=== ASSIGNED TASK ===
Could each entry below be printed again exactly as given?

=== DATA PROVIDED ===
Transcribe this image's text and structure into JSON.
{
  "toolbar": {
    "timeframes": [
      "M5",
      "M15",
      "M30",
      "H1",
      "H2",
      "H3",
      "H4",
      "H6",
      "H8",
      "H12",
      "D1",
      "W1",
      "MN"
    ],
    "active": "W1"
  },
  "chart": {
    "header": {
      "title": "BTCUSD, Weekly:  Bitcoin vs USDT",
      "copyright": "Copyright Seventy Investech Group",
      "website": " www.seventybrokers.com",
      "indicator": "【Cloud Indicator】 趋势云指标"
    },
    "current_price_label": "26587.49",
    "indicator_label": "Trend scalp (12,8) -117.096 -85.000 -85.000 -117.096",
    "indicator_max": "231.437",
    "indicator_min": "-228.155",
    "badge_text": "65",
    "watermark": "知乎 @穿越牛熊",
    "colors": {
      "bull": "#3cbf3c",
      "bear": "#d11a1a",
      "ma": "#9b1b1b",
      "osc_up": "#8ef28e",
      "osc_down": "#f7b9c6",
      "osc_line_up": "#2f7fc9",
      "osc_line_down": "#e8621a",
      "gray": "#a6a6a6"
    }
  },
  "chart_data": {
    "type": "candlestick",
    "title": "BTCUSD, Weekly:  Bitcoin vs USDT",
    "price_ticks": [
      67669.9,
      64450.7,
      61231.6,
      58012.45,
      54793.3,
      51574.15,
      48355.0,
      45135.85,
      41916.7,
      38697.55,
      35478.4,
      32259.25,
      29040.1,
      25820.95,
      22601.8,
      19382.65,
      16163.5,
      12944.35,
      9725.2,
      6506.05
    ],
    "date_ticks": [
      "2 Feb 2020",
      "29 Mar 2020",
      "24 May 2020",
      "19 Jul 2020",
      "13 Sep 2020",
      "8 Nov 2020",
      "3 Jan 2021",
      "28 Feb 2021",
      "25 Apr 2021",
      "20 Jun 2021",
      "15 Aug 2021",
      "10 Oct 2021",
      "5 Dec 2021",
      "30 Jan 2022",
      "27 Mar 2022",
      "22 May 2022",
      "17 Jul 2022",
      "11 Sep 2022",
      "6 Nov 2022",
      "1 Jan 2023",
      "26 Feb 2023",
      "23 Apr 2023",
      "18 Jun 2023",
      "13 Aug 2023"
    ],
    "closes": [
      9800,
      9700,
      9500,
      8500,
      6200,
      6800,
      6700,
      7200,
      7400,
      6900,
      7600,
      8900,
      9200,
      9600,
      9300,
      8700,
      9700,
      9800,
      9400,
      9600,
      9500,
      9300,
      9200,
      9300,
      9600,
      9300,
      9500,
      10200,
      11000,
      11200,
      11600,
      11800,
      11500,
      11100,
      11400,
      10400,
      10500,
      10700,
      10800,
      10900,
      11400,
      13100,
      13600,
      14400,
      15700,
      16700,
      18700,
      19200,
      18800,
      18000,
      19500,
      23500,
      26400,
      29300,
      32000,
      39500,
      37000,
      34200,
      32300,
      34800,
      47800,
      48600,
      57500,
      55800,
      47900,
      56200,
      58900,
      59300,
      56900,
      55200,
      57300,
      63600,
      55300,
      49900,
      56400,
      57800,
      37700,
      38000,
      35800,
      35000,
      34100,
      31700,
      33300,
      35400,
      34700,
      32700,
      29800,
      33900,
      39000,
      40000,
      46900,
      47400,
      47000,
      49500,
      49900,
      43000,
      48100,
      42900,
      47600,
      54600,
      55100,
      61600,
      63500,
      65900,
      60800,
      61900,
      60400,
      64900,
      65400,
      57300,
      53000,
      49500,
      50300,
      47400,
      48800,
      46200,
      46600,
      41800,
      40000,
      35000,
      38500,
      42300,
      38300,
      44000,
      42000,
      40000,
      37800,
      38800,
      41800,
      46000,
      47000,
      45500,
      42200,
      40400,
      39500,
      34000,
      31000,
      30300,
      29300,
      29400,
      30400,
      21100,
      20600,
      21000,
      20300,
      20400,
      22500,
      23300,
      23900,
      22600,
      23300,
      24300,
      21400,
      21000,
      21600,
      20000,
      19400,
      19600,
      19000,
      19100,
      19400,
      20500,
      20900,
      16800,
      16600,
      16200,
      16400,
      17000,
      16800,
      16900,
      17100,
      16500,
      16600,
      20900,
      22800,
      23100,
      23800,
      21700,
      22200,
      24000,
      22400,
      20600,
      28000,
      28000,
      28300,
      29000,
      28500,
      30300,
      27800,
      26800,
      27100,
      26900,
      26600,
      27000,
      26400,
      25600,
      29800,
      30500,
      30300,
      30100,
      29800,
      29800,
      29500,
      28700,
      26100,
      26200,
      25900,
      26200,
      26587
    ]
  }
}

=== TASK OUTPUT ===
Transcribe this image's text and structure into JSON.
{
  "toolbar": {
    "timeframes": [
      "M5",
      "M15",
      "M30",
      "H1",
      "H2",
      "H3",
      "H4",
      "H6",
      "H8",
      "H12",
      "D1",
      "W1",
      "MN"
    ],
    "active": "W1"
  },
  "chart": {
    "header": {
      "title": "BTCUSD, Weekly:  Bitcoin vs USDT",
      "copyright": "Copyright Seventy Investech Group",
      "website": " www.seventybrokers.com",
      "indicator": "【Cloud Indicator】 趋势云指标"
    },
    "current_price_label": "26587.49",
    "indicator_label": "Trend scalp (12,8) -117.096 -85.000 -85.000 -117.096",
    "indicator_max": "231.437",
    "indicator_min": "-228.155",
    "badge_text": "65",
    "watermark": "知乎 @穿越牛熊",
    "colors": {
      "bull": "#3cbf3c",
      "bear": "#d11a1a",
      "ma": "#9b1b1b",
      "osc_up": "#8ef28e",
      "osc_down": "#f7b9c6",
      "osc_line_up": "#2f7fc9",
      "osc_line_down": "#e8621a",
      "gray": "#a6a6a6"
    }
  },
  "chart_data": {
    "type": "candlestick",
    "title": "BTCUSD, Weekly:  Bitcoin vs USDT",
    "price_ticks": [
      67669.9,
      64450.7,
      61231.6,
      58012.45,
      54793.3,
      51574.15,
      48355.0,
      45135.85,
      41916.7,
      38697.55,
      35478.4,
      32259.25,
      29040.1,
      25820.95,
      22601.8,
      19382.65,
      16163.5,
      12944.35,
      9725.2,
      6506.05
    ],
    "date_ticks": [
      "2 Feb 2020",
      "29 Mar 2020",
      "24 May 2020",
      "19 Jul 2020",
      "13 Sep 2020",
      "8 Nov 2020",
      "3 Jan 2021",
      "28 Feb 2021",
      "25 Apr 2021",
      "20 Jun 2021",
      "15 Aug 2021",
      "10 Oct 2021",
      "5 Dec 2021",
      "30 Jan 2022",
      "27 Mar 2022",
      "22 May 2022",
      "17 Jul 2022",
      "11 Sep 2022",
      "6 Nov 2022",
      "1 Jan 2023",
      "26 Feb 2023",
      "23 Apr 2023",
      "18 Jun 2023",
      "13 Aug 2023"
    ],
    "closes": [
      9800,
      9700,
      9500,
      8500,
      6200,
      6800,
      6700,
      7200,
      7400,
      6900,
      7600,
      8900,
      9200,
      9600,
      9300,
      8700,
      9700,
      9800,
      9400,
      9600,
      9500,
      9300,
      9200,
      9300,
      9600,
      9300,
      9500,
      10200,
      11000,
      11200,
      11600,
      11800,
      11500,
      11100,
      11400,
      10400,
      10500,
      10700,
      10800,
      10900,
      11400,
      13100,
      13600,
      14400,
      15700,
      16700,
      18700,
      19200,
      18800,
      18000,
      19500,
      23500,
      26400,
      29300,
      32000,
      39500,
      37000,
      34200,
      32300,
      34800,
      47800,
      48600,
      57500,
      55800,
      47900,
      56200,
      58900,
      59300,
      56900,
      55200,
      57300,
      63600,
      55300,
      49900,
      56400,
      57800,
      37700,
      38000,
      35800,
      35000,
      34100,
      31700,
      33300,
      35400,
      34700,
      32700,
      29800,
      33900,
      39000,
      40000,
      46900,
      47400,
      47000,
      49500,
      49900,
      43000,
      48100,
      42900,
      47600,
      54600,
      55100,
      61600,
      63500,
      65900,
      60800,
      61900,
      60400,
      64900,
      65400,
      57300,
      53000,
      49500,
      50300,
      47400,
      48800,
      46200,
      46600,
      41800,
      40000,
      35000,
      38500,
      42300,
      38300,
      44000,
      42000,
      40000,
      37800,
      38800,
      41800,
      46000,
      47000,
      45500,
      42200,
      40400,
      39500,
      34000,
      31000,
      30300,
      29300,
      29400,
      30400,
      21100,
      20600,
      21000,
      20300,
      20400,
      22500,
      23300,
      23900,
      22600,
      23300,
      24300,
      21400,
      21000,
      21600,
      20000,
      19400,
      19600,
      19000,
      19100,
      19400,
      20500,
      20900,
      16800,
      16600,
      16200,
      16400,
      17000,
      16800,
      16900,
      17100,
      16500,
      16600,
      20900,
      22800,
      23100,
      23800,
      21700,
      22200,
      24000,
      22400,
      20600,
      28000,
      28000,
      28300,
      29000,
      28500,
      30300,
      27800,
      26800,
      27100,
      26900,
      26600,
      27000,
      26400,
      25600,
      29800,
      30500,
      30300,
      30100,
      29800,
      29800,
      29500,
      28700,
      26100,
      26200,
      25900,
      26200,
      26587
    ]
  }
}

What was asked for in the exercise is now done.